PROBLEM REQUIREMENTS: The records that follow should be retyped word for word.

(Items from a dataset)
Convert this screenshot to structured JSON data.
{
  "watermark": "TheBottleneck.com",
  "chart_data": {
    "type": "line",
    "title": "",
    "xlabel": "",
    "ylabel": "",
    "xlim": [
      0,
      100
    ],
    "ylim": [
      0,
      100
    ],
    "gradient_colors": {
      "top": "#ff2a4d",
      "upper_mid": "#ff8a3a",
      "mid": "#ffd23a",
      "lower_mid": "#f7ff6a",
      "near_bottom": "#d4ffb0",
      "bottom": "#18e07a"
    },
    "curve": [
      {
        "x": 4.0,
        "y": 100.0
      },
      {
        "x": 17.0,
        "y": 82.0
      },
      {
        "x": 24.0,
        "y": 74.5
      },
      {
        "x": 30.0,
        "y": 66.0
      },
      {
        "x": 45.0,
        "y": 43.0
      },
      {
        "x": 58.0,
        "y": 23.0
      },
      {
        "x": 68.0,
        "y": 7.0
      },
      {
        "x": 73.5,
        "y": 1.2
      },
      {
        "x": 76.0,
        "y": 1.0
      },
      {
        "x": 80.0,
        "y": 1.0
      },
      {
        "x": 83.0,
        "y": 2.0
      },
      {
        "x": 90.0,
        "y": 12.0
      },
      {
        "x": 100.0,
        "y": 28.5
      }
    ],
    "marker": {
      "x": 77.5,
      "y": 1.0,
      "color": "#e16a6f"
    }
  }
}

RESULT FOR THIS TASK:
Convert this screenshot to structured JSON data.
{
  "watermark": "TheBottleneck.com",
  "chart_data": {
    "type": "line",
    "title": "",
    "xlabel": "",
    "ylabel": "",
    "xlim": [
      0,
      100
    ],
    "ylim": [
      0,
      100
    ],
    "gradient_colors": {
      "top": "#ff2a4d",
      "upper_mid": "#ff8a3a",
      "mid": "#ffd23a",
      "lower_mid": "#f7ff6a",
      "near_bottom": "#d4ffb0",
      "bottom": "#18e07a"
    },
    "curve": [
      {
        "x": 4.0,
        "y": 100.0
      },
      {
        "x": 17.0,
        "y": 82.0
      },
      {
        "x": 24.0,
        "y": 74.5
      },
      {
        "x": 30.0,
        "y": 66.0
      },
      {
        "x": 45.0,
        "y": 43.0
      },
      {
        "x": 58.0,
        "y": 23.0
      },
      {
        "x": 68.0,
        "y": 7.0
      },
      {
        "x": 73.5,
        "y": 1.2
      },
      {
        "x": 76.0,
        "y": 1.0
      },
      {
        "x": 80.0,
        "y": 1.0
      },
      {
        "x": 83.0,
        "y": 2.0
      },
      {
        "x": 90.0,
        "y": 12.0
      },
      {
        "x": 100.0,
        "y": 28.5
      }
    ],
    "marker": {
      "x": 77.5,
      "y": 1.0,
      "color": "#e16a6f"
    }
  }
}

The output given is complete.